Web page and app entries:
──────────────────────────────
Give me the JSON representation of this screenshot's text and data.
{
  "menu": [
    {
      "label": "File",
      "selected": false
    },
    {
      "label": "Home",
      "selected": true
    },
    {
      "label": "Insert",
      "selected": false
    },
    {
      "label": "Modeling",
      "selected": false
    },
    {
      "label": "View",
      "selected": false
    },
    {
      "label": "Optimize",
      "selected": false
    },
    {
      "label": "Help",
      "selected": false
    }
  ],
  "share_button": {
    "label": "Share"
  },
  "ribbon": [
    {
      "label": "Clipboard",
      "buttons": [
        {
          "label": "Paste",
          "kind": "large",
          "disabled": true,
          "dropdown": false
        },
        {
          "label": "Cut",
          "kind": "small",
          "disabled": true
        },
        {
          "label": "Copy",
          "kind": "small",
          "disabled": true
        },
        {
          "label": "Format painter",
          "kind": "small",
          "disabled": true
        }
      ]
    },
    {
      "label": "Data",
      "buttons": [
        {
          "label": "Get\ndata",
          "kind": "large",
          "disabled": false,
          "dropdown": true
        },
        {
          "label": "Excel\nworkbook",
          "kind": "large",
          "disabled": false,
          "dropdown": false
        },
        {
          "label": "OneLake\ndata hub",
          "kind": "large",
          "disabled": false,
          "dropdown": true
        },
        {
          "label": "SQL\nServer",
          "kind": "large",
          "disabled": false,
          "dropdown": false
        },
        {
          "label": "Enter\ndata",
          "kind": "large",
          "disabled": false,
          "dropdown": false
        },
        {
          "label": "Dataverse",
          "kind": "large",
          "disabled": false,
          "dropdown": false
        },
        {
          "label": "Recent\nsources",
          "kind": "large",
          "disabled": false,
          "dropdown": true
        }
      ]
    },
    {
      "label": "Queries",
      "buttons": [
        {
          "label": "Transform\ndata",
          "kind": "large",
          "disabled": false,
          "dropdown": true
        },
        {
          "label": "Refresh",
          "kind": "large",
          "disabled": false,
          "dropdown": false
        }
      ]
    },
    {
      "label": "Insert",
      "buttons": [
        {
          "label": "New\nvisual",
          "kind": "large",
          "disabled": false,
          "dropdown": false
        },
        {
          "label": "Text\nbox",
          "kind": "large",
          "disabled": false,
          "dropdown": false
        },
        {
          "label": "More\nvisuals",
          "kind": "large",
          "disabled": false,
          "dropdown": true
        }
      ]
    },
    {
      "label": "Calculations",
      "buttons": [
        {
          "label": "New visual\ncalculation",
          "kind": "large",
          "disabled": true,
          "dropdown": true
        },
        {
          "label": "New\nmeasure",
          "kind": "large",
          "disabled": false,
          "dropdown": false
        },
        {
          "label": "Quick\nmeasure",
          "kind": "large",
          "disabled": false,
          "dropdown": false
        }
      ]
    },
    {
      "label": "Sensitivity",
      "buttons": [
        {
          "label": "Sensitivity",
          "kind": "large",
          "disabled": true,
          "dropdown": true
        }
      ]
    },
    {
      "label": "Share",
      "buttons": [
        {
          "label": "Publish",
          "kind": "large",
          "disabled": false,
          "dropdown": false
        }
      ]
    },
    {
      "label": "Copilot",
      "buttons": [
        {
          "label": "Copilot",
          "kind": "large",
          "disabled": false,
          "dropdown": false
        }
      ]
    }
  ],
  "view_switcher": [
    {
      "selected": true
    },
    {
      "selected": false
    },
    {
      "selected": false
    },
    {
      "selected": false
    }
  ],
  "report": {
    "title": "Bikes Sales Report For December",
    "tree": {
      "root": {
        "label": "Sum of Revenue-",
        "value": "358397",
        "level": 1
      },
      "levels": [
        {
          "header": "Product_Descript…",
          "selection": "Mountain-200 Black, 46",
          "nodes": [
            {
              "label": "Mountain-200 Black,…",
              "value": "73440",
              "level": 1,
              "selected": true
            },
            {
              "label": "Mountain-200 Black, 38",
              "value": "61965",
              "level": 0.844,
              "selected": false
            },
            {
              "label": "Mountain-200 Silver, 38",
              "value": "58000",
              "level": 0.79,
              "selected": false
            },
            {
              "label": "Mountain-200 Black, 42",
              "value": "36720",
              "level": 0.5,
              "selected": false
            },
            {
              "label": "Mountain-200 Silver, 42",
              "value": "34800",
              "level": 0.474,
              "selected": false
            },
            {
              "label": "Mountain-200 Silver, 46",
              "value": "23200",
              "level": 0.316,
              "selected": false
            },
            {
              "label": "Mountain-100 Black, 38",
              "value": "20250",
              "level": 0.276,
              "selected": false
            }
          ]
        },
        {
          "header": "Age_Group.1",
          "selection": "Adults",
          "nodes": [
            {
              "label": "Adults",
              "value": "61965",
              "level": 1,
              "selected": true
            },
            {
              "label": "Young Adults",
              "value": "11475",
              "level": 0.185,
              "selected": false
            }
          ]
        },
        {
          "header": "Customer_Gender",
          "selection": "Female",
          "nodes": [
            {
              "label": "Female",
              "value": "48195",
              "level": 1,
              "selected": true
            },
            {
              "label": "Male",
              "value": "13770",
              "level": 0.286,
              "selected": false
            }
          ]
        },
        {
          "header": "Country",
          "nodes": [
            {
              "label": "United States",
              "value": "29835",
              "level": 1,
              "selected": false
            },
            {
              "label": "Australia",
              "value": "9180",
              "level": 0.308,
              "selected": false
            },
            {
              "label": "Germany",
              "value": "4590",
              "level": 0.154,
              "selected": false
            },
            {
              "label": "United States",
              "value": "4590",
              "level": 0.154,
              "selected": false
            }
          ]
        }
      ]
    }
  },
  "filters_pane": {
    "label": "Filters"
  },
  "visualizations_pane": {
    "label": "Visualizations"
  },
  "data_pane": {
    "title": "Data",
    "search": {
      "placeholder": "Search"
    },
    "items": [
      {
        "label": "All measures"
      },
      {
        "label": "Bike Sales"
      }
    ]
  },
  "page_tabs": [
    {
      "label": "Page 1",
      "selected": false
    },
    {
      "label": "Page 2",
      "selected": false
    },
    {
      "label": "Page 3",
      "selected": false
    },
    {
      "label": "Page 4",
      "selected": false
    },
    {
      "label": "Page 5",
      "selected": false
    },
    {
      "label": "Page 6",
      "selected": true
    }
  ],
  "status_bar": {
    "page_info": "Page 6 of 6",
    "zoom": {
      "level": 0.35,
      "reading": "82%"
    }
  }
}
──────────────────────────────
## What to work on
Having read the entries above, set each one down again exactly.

## Solution to this task
Give me the JSON representation of this screenshot's text and data.
{
  "menu": [
    {
      "label": "File",
      "selected": false
    },
    {
      "label": "Home",
      "selected": true
    },
    {
      "label": "Insert",
      "selected": false
    },
    {
      "label": "Modeling",
      "selected": false
    },
    {
      "label": "View",
      "selected": false
    },
    {
      "label": "Optimize",
      "selected": false
    },
    {
      "label": "Help",
      "selected": false
    }
  ],
  "share_button": {
    "label": "Share"
  },
  "ribbon": [
    {
      "label": "Clipboard",
      "buttons": [
        {
          "label": "Paste",
          "kind": "large",
          "disabled": true,
          "dropdown": false
        },
        {
          "label": "Cut",
          "kind": "small",
          "disabled": true
        },
        {
          "label": "Copy",
          "kind": "small",
          "disabled": true
        },
        {
          "label": "Format painter",
          "kind": "small",
          "disabled": true
        }
      ]
    },
    {
      "label": "Data",
      "buttons": [
        {
          "label": "Get\ndata",
          "kind": "large",
          "disabled": false,
          "dropdown": true
        },
        {
          "label": "Excel\nworkbook",
          "kind": "large",
          "disabled": false,
          "dropdown": false
        },
        {
          "label": "OneLake\ndata hub",
          "kind": "large",
          "disabled": false,
          "dropdown": true
        },
        {
          "label": "SQL\nServer",
          "kind": "large",
          "disabled": false,
          "dropdown": false
        },
        {
          "label": "Enter\ndata",
          "kind": "large",
          "disabled": false,
          "dropdown": false
        },
        {
          "label": "Dataverse",
          "kind": "large",
          "disabled": false,
          "dropdown": false
        },
        {
          "label": "Recent\nsources",
          "kind": "large",
          "disabled": false,
          "dropdown": true
        }
      ]
    },
    {
      "label": "Queries",
      "buttons": [
        {
          "label": "Transform\ndata",
          "kind": "large",
          "disabled": false,
          "dropdown": true
        },
        {
          "label": "Refresh",
          "kind": "large",
          "disabled": false,
          "dropdown": false
        }
      ]
    },
    {
      "label": "Insert",
      "buttons": [
        {
          "label": "New\nvisual",
          "kind": "large",
          "disabled": false,
          "dropdown": false
        },
        {
          "label": "Text\nbox",
          "kind": "large",
          "disabled": false,
          "dropdown": false
        },
        {
          "label": "More\nvisuals",
          "kind": "large",
          "disabled": false,
          "dropdown": true
        }
      ]
    },
    {
      "label": "Calculations",
      "buttons": [
        {
          "label": "New visual\ncalculation",
          "kind": "large",
          "disabled": true,
          "dropdown": true
        },
        {
          "label": "New\nmeasure",
          "kind": "large",
          "disabled": false,
          "dropdown": false
        },
        {
          "label": "Quick\nmeasure",
          "kind": "large",
          "disabled": false,
          "dropdown": false
        }
      ]
    },
    {
      "label": "Sensitivity",
      "buttons": [
        {
          "label": "Sensitivity",
          "kind": "large",
          "disabled": true,
          "dropdown": true
        }
      ]
    },
    {
      "label": "Share",
      "buttons": [
        {
          "label": "Publish",
          "kind": "large",
          "disabled": false,
          "dropdown": false
        }
      ]
    },
    {
      "label": "Copilot",
      "buttons": [
        {
          "label": "Copilot",
          "kind": "large",
          "disabled": false,
          "dropdown": false
        }
      ]
    }
  ],
  "view_switcher": [
    {
      "selected": true
    },
    {
      "selected": false
    },
    {
      "selected": false
    },
    {
      "selected": false
    }
  ],
  "report": {
    "title": "Bikes Sales Report For December",
    "tree": {
      "root": {
        "label": "Sum of Revenue-",
        "value": "358397",
        "level": 1
      },
      "levels": [
        {
          "header": "Product_Descript…",
          "selection": "Mountain-200 Black, 46",
          "nodes": [
            {
              "label": "Mountain-200 Black,…",
              "value": "73440",
              "level": 1,
              "selected": true
            },
            {
              "label": "Mountain-200 Black, 38",
              "value": "61965",
              "level": 0.844,
              "selected": false
            },
            {
              "label": "Mountain-200 Silver, 38",
              "value": "58000",
              "level": 0.79,
              "selected": false
            },
            {
              "label": "Mountain-200 Black, 42",
              "value": "36720",
              "level": 0.5,
              "selected": false
            },
            {
              "label": "Mountain-200 Silver, 42",
              "value": "34800",
              "level": 0.474,
              "selected": false
            },
            {
              "label": "Mountain-200 Silver, 46",
              "value": "23200",
              "level": 0.316,
              "selected": false
            },
            {
              "label": "Mountain-100 Black, 38",
              "value": "20250",
              "level": 0.276,
              "selected": false
            }
          ]
        },
        {
          "header": "Age_Group.1",
          "selection": "Adults",
          "nodes": [
            {
              "label": "Adults",
              "value": "61965",
              "level": 1,
              "selected": true
            },
            {
              "label": "Young Adults",
              "value": "11475",
              "level": 0.185,
              "selected": false
            }
          ]
        },
        {
          "header": "Customer_Gender",
          "selection": "Female",
          "nodes": [
            {
              "label": "Female",
              "value": "48195",
              "level": 1,
              "selected": true
            },
            {
              "label": "Male",
              "value": "13770",
              "level": 0.286,
              "selected": false
            }
          ]
        },
        {
          "header": "Country",
          "nodes": [
            {
              "label": "United States",
              "value": "29835",
              "level": 1,
              "selected": false
            },
            {
              "label": "Australia",
              "value": "9180",
              "level": 0.308,
              "selected": false
            },
            {
              "label": "Germany",
              "value": "4590",
              "level": 0.154,
              "selected": false
            },
            {
              "label": "United States",
              "value": "4590",
              "level": 0.154,
              "selected": false
            }
          ]
        }
      ]
    }
  },
  "filters_pane": {
    "label": "Filters"
  },
  "visualizations_pane": {
    "label": "Visualizations"
  },
  "data_pane": {
    "title": "Data",
    "search": {
      "placeholder": "Search"
    },
    "items": [
      {
        "label": "All measures"
      },
      {
        "label": "Bike Sales"
      }
    ]
  },
  "page_tabs": [
    {
      "label": "Page 1",
      "selected": false
    },
    {
      "label": "Page 2",
      "selected": false
    },
    {
      "label": "Page 3",
      "selected": false
    },
    {
      "label": "Page 4",
      "selected": false
    },
    {
      "label": "Page 5",
      "selected": false
    },
    {
      "label": "Page 6",
      "selected": true
    }
  ],
  "status_bar": {
    "page_info": "Page 6 of 6",
    "zoom": {
      "level": 0.35,
      "reading": "82%"
    }
  }
}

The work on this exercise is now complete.